General information about assessed work can be found on the department Assessment and Submission webpages.
Marking scheme for presentations
Different students may legitimately approach their presentations in different ways and sometimes particular strength in one area can offset weakness in another.
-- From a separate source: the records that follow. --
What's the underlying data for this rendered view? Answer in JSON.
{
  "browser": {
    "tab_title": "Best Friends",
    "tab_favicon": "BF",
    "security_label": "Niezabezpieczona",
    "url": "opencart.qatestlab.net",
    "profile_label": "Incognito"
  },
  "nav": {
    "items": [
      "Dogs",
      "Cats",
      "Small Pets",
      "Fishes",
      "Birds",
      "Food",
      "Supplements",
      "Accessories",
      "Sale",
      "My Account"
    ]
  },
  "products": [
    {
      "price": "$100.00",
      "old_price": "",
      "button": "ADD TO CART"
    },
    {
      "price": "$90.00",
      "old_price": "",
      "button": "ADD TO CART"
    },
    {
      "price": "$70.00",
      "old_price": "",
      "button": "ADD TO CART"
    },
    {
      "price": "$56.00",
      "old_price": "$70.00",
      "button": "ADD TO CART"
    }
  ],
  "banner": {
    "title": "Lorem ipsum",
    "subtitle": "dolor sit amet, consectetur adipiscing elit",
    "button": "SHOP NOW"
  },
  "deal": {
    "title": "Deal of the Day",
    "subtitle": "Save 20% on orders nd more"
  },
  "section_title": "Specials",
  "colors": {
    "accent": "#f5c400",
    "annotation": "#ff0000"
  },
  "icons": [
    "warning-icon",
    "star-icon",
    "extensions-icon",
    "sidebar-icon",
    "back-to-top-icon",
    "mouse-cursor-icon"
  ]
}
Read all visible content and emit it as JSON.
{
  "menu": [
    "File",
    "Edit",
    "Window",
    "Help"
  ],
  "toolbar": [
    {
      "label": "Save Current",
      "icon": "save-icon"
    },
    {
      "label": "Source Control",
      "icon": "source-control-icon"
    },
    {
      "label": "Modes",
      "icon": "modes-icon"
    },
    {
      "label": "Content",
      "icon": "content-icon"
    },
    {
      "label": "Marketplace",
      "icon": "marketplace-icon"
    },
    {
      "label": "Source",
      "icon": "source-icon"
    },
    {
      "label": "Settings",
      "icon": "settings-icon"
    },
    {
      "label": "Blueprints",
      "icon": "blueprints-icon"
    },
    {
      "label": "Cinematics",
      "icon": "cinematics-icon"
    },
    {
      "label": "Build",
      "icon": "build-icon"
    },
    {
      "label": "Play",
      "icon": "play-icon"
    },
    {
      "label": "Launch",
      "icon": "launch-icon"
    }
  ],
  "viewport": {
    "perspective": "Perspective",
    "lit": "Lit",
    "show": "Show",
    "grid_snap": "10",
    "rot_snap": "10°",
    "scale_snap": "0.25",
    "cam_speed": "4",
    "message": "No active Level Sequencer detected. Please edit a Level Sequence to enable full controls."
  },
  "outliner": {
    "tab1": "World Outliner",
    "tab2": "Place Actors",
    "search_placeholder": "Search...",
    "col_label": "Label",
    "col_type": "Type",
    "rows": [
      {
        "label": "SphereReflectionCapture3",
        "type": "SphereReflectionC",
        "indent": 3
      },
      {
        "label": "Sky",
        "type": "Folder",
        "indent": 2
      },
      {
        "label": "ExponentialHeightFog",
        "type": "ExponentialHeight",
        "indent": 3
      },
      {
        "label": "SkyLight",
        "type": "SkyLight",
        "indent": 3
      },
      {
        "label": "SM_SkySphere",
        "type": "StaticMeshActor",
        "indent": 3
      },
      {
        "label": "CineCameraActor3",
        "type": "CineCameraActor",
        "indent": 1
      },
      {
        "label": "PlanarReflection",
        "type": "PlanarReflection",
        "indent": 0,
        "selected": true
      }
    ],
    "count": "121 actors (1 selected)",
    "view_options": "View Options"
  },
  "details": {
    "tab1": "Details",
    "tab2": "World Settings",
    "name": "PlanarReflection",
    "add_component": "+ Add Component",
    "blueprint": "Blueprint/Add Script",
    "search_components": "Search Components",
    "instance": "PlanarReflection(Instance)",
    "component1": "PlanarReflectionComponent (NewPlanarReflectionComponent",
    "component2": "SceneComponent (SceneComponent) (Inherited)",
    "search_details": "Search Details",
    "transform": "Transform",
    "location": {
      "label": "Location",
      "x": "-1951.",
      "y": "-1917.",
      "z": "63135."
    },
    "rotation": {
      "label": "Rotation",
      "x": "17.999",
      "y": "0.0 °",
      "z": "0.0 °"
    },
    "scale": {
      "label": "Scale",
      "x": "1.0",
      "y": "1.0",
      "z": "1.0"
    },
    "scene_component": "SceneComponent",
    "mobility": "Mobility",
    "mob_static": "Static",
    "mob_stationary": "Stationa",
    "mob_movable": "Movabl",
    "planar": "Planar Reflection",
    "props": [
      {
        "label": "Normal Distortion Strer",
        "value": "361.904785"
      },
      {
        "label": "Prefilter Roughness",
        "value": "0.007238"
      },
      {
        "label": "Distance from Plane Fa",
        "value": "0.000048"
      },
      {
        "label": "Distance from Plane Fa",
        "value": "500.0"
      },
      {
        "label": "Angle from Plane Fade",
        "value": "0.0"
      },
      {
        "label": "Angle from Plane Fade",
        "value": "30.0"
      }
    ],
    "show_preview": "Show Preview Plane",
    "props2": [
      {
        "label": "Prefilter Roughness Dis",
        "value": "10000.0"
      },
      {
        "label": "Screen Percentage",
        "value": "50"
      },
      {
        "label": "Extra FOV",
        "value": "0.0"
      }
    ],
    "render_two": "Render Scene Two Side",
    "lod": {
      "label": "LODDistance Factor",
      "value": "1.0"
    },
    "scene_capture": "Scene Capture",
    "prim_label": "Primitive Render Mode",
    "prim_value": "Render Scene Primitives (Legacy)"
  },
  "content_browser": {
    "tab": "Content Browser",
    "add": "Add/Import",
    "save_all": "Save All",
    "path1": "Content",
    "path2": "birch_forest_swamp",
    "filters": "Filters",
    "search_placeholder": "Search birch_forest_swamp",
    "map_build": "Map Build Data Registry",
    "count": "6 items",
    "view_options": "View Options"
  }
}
But the following criteria gives you an idea of the areas to think about when preparing and presenting, and what makes for a good presentation.
First Class (marks of 74+)
- Information: detailed, accurate, relevant; key points highlighted;
- Structure: rigorously argued, logical, easy to follow;
- Analysis and Interpretation: extensive evidence of independent thought and critical analysis;
- Use of relevant and accurate Evidence: key points supported with highly relevant and accurate evidence, critically evaluated;
- Presentation Skills: clear, lively, imaginative; good use of visual aids (where appropriate);
- Time Management: perfectly timed, well organised;
- Group Skills: engages well with group; encourages discussion and responds well to questions.
2.1 Upper Second (62-68)
- Information: detailed, accurate, relevant;
- Structure: generally clearly argued and logical;
- Analysis and Interpretation: attempts to go beyond the ideas presented in secondary literature;
- Use of relevant and accurate Evidence: most points illustrated with relevant and accurate evidence;
- Presentation Skills: generally clear, lively; use of appropriate visual aids;
- Time Management: well organised, more or less to time;
- Group Skills: attempts to engage with group and responds reasonably well to questions.
2.2 Lower Second (52-58)
- Information: generally accurate and relevant, but perhaps some gaps and/or irrelevant material;
- Structure: not always clear or logical; may be overly influenced by secondary literature rather than the requirements of the topic;
- Analysis and Interpretation: little attempt to go beyond or criticise secondary literature;
- Use of relevant and accurate Evidence: some illustrative material, but not critically evaluated and/or some inaccuracies and irrelevancies;
- Presentation Skills: conveys meaning, but sometimes unclear or clumsy;
- Time Management: more or less right length, but some material not covered properly as a result, OR, significantly over-runs;
- Group Skills: responds reasonably well to questions, but makes no real attempt to engage with group or promote discussion
- Information: limited knowledge, with some significant gaps and/or errors;
- Structure: argument underdeveloped and not entirely clear;
- Analysis and Interpretation: fairly superficial and generally derivative and uncritical;
- Use of relevant and accurate Evidence: some mentioned, but not integrated into presentation or evaluated; the evidence used may not be relevant or accurate
- Presentation Skills: not always clear or easy to follow; unimaginative and unengaging;
- Time Management: significantly over time; material fairly disorganised and rushed;
- Group Skills: uncomfortable responding to questions; no attempt at engaging with group.
- Information: very limited, with many errors and gaps;
- Structure: muddled, incoherent;
- Analysis and Interpretation: entirely derivative, generally superficial;
- Use of relevant and accurate Evidence: little or no evidence discussed; or irrelevant and inaccurate.
- Presentation Skills: clumsy, disjointed, difficult to follow, dull;
- Time Management: significantly under or over time; has clearly not tried out
- material beforehand; disorganised;
- Group Skills: poor.